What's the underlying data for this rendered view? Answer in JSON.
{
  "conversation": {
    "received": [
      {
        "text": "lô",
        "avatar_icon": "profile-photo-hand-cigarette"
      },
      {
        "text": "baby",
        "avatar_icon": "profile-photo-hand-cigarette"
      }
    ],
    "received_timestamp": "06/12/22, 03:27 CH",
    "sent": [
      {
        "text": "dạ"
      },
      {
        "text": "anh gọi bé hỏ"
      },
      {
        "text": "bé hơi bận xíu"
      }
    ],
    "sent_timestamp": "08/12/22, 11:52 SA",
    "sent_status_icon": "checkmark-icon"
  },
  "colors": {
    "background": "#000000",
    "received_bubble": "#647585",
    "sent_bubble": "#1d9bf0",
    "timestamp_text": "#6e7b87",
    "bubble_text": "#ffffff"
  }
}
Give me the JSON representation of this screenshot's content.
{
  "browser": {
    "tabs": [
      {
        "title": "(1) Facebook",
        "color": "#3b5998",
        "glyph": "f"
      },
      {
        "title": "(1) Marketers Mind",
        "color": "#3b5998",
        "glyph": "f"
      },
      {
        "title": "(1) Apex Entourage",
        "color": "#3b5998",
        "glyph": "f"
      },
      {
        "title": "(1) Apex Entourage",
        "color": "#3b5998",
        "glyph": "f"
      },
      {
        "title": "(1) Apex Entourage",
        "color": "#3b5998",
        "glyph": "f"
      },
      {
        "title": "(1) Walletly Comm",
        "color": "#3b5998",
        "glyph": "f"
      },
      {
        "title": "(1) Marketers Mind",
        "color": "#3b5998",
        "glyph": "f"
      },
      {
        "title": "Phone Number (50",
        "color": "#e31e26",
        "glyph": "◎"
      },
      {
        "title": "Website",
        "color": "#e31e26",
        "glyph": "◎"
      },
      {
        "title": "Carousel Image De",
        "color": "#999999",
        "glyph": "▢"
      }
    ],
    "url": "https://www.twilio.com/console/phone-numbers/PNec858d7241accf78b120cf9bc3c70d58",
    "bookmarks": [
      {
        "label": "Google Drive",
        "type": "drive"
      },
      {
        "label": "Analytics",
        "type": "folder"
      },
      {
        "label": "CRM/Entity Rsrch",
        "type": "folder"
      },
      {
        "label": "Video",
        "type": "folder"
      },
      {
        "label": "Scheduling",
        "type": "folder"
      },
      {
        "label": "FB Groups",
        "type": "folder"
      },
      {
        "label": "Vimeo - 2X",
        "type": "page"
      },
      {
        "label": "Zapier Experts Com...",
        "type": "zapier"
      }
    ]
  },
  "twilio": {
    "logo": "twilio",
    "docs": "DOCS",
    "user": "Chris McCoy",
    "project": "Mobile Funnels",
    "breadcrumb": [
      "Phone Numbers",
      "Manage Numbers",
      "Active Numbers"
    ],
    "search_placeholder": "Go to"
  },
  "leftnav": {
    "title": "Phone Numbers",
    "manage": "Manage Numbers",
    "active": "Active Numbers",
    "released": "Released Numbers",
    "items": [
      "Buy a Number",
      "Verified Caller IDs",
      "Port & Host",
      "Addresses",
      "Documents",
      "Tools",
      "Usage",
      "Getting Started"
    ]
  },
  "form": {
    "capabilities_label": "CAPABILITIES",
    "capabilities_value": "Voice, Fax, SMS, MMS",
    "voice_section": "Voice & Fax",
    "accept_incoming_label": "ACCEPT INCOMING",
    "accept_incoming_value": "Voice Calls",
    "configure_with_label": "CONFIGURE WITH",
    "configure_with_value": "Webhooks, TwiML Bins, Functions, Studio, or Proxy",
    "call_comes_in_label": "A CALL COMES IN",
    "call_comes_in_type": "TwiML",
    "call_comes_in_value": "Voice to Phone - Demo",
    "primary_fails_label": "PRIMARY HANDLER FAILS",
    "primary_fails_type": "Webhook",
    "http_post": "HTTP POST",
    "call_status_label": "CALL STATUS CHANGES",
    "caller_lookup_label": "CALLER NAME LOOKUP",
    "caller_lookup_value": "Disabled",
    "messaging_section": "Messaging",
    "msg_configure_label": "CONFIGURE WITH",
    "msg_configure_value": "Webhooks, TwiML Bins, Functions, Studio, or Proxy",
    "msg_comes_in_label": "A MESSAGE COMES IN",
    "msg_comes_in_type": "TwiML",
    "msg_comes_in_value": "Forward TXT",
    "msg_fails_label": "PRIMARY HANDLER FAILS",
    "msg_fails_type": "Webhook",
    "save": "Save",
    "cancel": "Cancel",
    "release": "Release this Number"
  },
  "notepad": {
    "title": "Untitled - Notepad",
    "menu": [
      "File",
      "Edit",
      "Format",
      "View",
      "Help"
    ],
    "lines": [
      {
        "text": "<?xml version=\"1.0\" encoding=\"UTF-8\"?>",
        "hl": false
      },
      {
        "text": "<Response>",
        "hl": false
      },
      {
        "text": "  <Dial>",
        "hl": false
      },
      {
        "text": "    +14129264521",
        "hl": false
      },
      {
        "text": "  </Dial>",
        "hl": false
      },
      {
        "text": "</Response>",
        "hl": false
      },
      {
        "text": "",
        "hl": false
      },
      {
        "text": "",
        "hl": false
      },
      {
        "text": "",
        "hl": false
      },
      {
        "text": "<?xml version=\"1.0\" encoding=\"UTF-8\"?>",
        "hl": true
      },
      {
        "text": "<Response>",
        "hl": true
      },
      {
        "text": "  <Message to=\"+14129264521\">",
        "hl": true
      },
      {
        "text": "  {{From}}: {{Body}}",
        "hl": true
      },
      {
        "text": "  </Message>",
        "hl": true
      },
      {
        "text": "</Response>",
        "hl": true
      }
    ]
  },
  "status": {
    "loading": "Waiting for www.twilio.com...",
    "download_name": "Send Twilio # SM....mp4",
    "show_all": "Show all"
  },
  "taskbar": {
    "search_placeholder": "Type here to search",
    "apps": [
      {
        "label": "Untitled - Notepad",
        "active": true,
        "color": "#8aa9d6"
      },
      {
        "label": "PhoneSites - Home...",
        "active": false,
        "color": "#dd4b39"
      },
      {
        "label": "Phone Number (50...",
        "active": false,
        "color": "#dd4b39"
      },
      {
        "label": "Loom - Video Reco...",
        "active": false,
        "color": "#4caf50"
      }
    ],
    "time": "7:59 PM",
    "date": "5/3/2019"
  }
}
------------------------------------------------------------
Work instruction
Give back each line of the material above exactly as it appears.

Task solution
What's the underlying data for this rendered view? Answer in JSON.
{
  "conversation": {
    "received": [
      {
        "text": "lô",
        "avatar_icon": "profile-photo-hand-cigarette"
      },
      {
        "text": "baby",
        "avatar_icon": "profile-photo-hand-cigarette"
      }
    ],
    "received_timestamp": "06/12/22, 03:27 CH",
    "sent": [
      {
        "text": "dạ"
      },
      {
        "text": "anh gọi bé hỏ"
      },
      {
        "text": "bé hơi bận xíu"
      }
    ],
    "sent_timestamp": "08/12/22, 11:52 SA",
    "sent_status_icon": "checkmark-icon"
  },
  "colors": {
    "background": "#000000",
    "received_bubble": "#647585",
    "sent_bubble": "#1d9bf0",
    "timestamp_text": "#6e7b87",
    "bubble_text": "#ffffff"
  }
}
Give me the JSON representation of this screenshot's content.
{
  "browser": {
    "tabs": [
      {
        "title": "(1) Facebook",
        "color": "#3b5998",
        "glyph": "f"
      },
      {
        "title": "(1) Marketers Mind",
        "color": "#3b5998",
        "glyph": "f"
      },
      {
        "title": "(1) Apex Entourage",
        "color": "#3b5998",
        "glyph": "f"
      },
      {
        "title": "(1) Apex Entourage",
        "color": "#3b5998",
        "glyph": "f"
      },
      {
        "title": "(1) Apex Entourage",
        "color": "#3b5998",
        "glyph": "f"
      },
      {
        "title": "(1) Walletly Comm",
        "color": "#3b5998",
        "glyph": "f"
      },
      {
        "title": "(1) Marketers Mind",
        "color": "#3b5998",
        "glyph": "f"
      },
      {
        "title": "Phone Number (50",
        "color": "#e31e26",
        "glyph": "◎"
      },
      {
        "title": "Website",
        "color": "#e31e26",
        "glyph": "◎"
      },
      {
        "title": "Carousel Image De",
        "color": "#999999",
        "glyph": "▢"
      }
    ],
    "url": "https://www.twilio.com/console/phone-numbers/PNec858d7241accf78b120cf9bc3c70d58",
    "bookmarks": [
      {
        "label": "Google Drive",
        "type": "drive"
      },
      {
        "label": "Analytics",
        "type": "folder"
      },
      {
        "label": "CRM/Entity Rsrch",
        "type": "folder"
      },
      {
        "label": "Video",
        "type": "folder"
      },
      {
        "label": "Scheduling",
        "type": "folder"
      },
      {
        "label": "FB Groups",
        "type": "folder"
      },
      {
        "label": "Vimeo - 2X",
        "type": "page"
      },
      {
        "label": "Zapier Experts Com...",
        "type": "zapier"
      }
    ]
  },
  "twilio": {
    "logo": "twilio",
    "docs": "DOCS",
    "user": "Chris McCoy",
    "project": "Mobile Funnels",
    "breadcrumb": [
      "Phone Numbers",
      "Manage Numbers",
      "Active Numbers"
    ],
    "search_placeholder": "Go to"
  },
  "leftnav": {
    "title": "Phone Numbers",
    "manage": "Manage Numbers",
    "active": "Active Numbers",
    "released": "Released Numbers",
    "items": [
      "Buy a Number",
      "Verified Caller IDs",
      "Port & Host",
      "Addresses",
      "Documents",
      "Tools",
      "Usage",
      "Getting Started"
    ]
  },
  "form": {
    "capabilities_label": "CAPABILITIES",
    "capabilities_value": "Voice, Fax, SMS, MMS",
    "voice_section": "Voice & Fax",
    "accept_incoming_label": "ACCEPT INCOMING",
    "accept_incoming_value": "Voice Calls",
    "configure_with_label": "CONFIGURE WITH",
    "configure_with_value": "Webhooks, TwiML Bins, Functions, Studio, or Proxy",
    "call_comes_in_label": "A CALL COMES IN",
    "call_comes_in_type": "TwiML",
    "call_comes_in_value": "Voice to Phone - Demo",
    "primary_fails_label": "PRIMARY HANDLER FAILS",
    "primary_fails_type": "Webhook",
    "http_post": "HTTP POST",
    "call_status_label": "CALL STATUS CHANGES",
    "caller_lookup_label": "CALLER NAME LOOKUP",
    "caller_lookup_value": "Disabled",
    "messaging_section": "Messaging",
    "msg_configure_label": "CONFIGURE WITH",
    "msg_configure_value": "Webhooks, TwiML Bins, Functions, Studio, or Proxy",
    "msg_comes_in_label": "A MESSAGE COMES IN",
    "msg_comes_in_type": "TwiML",
    "msg_comes_in_value": "Forward TXT",
    "msg_fails_label": "PRIMARY HANDLER FAILS",
    "msg_fails_type": "Webhook",
    "save": "Save",
    "cancel": "Cancel",
    "release": "Release this Number"
  },
  "notepad": {
    "title": "Untitled - Notepad",
    "menu": [
      "File",
      "Edit",
      "Format",
      "View",
      "Help"
    ],
    "lines": [
      {
        "text": "<?xml version=\"1.0\" encoding=\"UTF-8\"?>",
        "hl": false
      },
      {
        "text": "<Response>",
        "hl": false
      },
      {
        "text": "  <Dial>",
        "hl": false
      },
      {
        "text": "    +14129264521",
        "hl": false
      },
      {
        "text": "  </Dial>",
        "hl": false
      },
      {
        "text": "</Response>",
        "hl": false
      },
      {
        "text": "",
        "hl": false
      },
      {
        "text": "",
        "hl": false
      },
      {
        "text": "",
        "hl": false
      },
      {
        "text": "<?xml version=\"1.0\" encoding=\"UTF-8\"?>",
        "hl": true
      },
      {
        "text": "<Response>",
        "hl": true
      },
      {
        "text": "  <Message to=\"+14129264521\">",
        "hl": true
      },
      {
        "text": "  {{From}}: {{Body}}",
        "hl": true
      },
      {
        "text": "  </Message>",
        "hl": true
      },
      {
        "text": "</Response>",
        "hl": true
      }
    ]
  },
  "status": {
    "loading": "Waiting for www.twilio.com...",
    "download_name": "Send Twilio # SM....mp4",
    "show_all": "Show all"
  },
  "taskbar": {
    "search_placeholder": "Type here to search",
    "apps": [
      {
        "label": "Untitled - Notepad",
        "active": true,
        "color": "#8aa9d6"
      },
      {
        "label": "PhoneSites - Home...",
        "active": false,
        "color": "#dd4b39"
      },
      {
        "label": "Phone Number (50...",
        "active": false,
        "color": "#dd4b39"
      },
      {
        "label": "Loom - Video Reco...",
        "active": false,
        "color": "#4caf50"
      }
    ],
    "time": "7:59 PM",
    "date": "5/3/2019"
  }
}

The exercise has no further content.